Based on the information the FDA supplied in its letter, Zaccardelli said, the company doesn’t foresee obtaining approval of the drug before 2018.
Zaccardelli also stressed that the FDA did not request any additional tests regarding the drug’s efficacy. Zaccardelli was named acting CEO earlier this month after co-founder Prabhavathi Fernandes retired as president and CEO.
Although a clinical study focused solely on safety can be conducted much faster than one that is also designed to assess efficacy, “the exact timetable and cost of any future clinical study will depend on its feasibility, scope, duration and complexity,” Zaccardelli said.
The FDA told the company that the safety database of 920 patients who received solithromycin was too small to adequately characterize the nature and frequency of the drug’s adverse side effects on the liver. The agency has recommended Cempra conduct a new study of 9,000 patients who are treated with solithromycin.
One analyst asked Zaccardelli if he could “foresee a scenario where it makes sense to do such an arduous study” given the restrictive labeling that the FDA insists would be required.
“Those answers won’t be determined until we meet with the FDA and understand the study in its totality,” Zaccardelli said.
The FDA also cited unspecified “deficiencies” at the contract manufacturing plants in India and Kansas that Cempra lined up to produce solithromycin. Cempra is in the process of shifting some of its production to a contract manufacturing plant in Mexico.
Several Wall Street analysts have been anticipating that the FDA would issue a Complete Response Letter after agency staffers concluded last month that the antibiotic posed a potential risk of liver damage – news that triggered a 61 percent drop in Cempra’s shares.
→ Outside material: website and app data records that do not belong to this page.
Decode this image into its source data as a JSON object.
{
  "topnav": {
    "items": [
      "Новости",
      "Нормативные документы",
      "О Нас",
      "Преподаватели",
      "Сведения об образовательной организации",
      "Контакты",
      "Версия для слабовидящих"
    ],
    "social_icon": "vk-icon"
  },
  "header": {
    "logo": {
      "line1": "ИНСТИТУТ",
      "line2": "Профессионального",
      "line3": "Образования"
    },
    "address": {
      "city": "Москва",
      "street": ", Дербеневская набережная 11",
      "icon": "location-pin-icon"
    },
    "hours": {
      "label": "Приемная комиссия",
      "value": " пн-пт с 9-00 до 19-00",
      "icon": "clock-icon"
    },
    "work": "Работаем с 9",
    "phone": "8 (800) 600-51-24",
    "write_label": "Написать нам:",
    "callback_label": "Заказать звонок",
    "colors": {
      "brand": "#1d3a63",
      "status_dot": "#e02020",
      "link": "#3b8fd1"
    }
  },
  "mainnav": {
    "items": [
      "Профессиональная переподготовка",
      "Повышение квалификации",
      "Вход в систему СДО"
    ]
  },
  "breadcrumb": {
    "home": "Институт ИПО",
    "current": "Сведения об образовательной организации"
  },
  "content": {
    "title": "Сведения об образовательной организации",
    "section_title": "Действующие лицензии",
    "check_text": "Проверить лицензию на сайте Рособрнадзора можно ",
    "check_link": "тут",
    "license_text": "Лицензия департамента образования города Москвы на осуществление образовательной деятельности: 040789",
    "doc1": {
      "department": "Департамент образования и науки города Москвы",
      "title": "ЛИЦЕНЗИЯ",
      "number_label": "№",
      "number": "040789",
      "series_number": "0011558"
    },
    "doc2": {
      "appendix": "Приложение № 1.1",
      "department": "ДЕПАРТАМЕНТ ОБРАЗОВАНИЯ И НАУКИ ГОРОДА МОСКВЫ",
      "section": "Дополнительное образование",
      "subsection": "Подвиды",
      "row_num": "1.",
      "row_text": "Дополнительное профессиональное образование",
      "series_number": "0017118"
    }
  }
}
An FDA advisory board subsequently concluded, by a 7-6 vote, that the drug’s efficacy outweighed the risks.
Cempra shares closed Thursday at $2.60, down $3.50. Including Thursday’s plunge, its shares have fallen 92 percent this year.